Cannabis activists are in high spirits today, having won a symbolic victory by hoisting an American flag made of hemp over the Capitol building in Washington D.C. The men responsible are Michael Bowman, a Colorado farmer who is lobbying for hemp cultivation to be legalized, and Congressman Jared Polis (D-Colo.), a member of the powerful House Rules Committee (and the first openly gay House freshman to be elected). The flag will fly over the Capitol Dome during July 4, giving patriots and cannabis enthusiasts alike something to celebrate.
Hemp, a fiber and seed crop, is a type of cannabis plant, a cousin of the plant that produces marijuana. It is used to make a wide variety of products such as paper, cloth, biofuel, building materials, and even auto parts, among other things. Hemp is different from its notorious cousin in that it contains negligible amounts of THC. It was once so widely used that George Washington and Thomas Jefferson grew cannabis for both profit and personal use. But while the idea of our founding fathers toking up is amusing, there is no evidence that they actually grew marijuana, as opposed to hemp.
Bowman and others believe that it is this conflation of hemp with marijuana that is responsible for it currently being illegal to grow under federal law. Yet despite that prohibition, the U.S. is the world's number one consumer of hemp, with total sales reaching $500 million dollars in 2012. Unfortunately, that money is bennefiting Canadian, rather than American farmers. 90% of the hemp consumed in the United States is produced in Canada, where it has been legal since 1998.
Bowman and many farmers would love to see hemp made legal here, so that money could be used to boost the U.S. economy, rather than Canada's. Growing hemp is currently legal in 11 states, but because federal law trumps state law, farmers can't grow it without federal approval or else they would be ineligible for federal farm subsidies for five years.
Kentucky recently attempted to lobby for federal approval. Back in May, Kentucky Senators Rand Paul and Mitch McConnell tried to push for an amendment to the recently-failed "farm bill" that was then being debated in Congress.
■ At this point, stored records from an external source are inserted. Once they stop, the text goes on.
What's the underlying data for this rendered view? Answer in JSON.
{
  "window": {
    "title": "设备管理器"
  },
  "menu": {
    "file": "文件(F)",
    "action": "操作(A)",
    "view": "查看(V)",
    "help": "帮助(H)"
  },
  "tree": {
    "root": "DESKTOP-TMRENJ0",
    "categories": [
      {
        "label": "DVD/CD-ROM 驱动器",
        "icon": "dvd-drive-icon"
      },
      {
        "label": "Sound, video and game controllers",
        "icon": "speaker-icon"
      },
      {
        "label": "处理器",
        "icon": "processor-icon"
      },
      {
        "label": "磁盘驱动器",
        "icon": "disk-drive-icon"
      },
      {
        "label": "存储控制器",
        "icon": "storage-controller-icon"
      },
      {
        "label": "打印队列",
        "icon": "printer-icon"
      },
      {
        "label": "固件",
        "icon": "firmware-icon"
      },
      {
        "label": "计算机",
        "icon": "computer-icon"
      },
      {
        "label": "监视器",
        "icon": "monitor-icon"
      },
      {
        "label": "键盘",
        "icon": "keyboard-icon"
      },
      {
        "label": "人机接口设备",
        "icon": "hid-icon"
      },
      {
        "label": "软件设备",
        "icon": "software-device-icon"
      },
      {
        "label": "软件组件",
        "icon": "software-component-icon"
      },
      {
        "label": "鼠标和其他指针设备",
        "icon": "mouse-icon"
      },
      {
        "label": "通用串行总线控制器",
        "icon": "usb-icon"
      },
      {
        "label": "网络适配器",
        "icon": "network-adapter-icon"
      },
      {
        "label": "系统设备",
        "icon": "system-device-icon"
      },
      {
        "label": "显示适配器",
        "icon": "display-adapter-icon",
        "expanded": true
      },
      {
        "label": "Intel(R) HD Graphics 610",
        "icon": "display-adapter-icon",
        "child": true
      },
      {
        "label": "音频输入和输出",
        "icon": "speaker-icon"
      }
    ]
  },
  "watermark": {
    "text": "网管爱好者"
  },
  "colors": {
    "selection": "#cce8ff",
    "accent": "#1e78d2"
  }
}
The amendment would have removed hemp from the federal government’s list of controlled substances, where it has been listed since 1970 as a Schedule I substance. Schedule I means that hemp is officially considered to be as dangerous as heroin, and more dangerous than opium or morphine.
The death of the farm bill in June means that the only other option for Kentucky growers would be to ask the Drug Enforcement Administration (D.E.A.) for a waiver to grow the crop. Seeing as other states have previously tried and failed to obtain these waivers, success is not likely.
After the flag flies over the Capitol Dome, Bowman plans to send it to fly it over the Colorado State House, and then on to Vermont, where he will try to persuade state lawmakers there to make it legal. As for Congressman Polis, he has previously made a name for himself as a forceful advocate for marijuana legalization. In June, the House passed a bill sponsored by Polis that would permit universities to grow hemp for academic research. He introduced a bill today to legalize marijuana nationwide.